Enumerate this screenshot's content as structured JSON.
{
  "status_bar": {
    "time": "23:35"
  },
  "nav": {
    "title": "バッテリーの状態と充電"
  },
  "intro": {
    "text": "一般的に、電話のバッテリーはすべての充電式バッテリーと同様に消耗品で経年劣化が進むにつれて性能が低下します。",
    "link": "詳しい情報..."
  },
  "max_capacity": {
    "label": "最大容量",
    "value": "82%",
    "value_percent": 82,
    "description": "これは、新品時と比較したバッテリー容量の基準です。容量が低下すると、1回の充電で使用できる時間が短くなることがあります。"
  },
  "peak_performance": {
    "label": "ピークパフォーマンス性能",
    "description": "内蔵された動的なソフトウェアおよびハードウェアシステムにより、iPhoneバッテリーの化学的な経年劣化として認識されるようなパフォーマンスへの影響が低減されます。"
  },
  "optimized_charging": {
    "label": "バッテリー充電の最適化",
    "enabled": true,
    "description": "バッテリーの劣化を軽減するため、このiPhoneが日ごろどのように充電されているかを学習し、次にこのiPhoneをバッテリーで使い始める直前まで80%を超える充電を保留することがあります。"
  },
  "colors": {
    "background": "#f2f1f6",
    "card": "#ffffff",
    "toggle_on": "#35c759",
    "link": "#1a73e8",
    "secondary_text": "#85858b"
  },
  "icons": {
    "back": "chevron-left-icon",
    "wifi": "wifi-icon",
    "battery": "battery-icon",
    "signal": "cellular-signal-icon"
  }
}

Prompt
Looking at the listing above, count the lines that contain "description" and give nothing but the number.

Result
3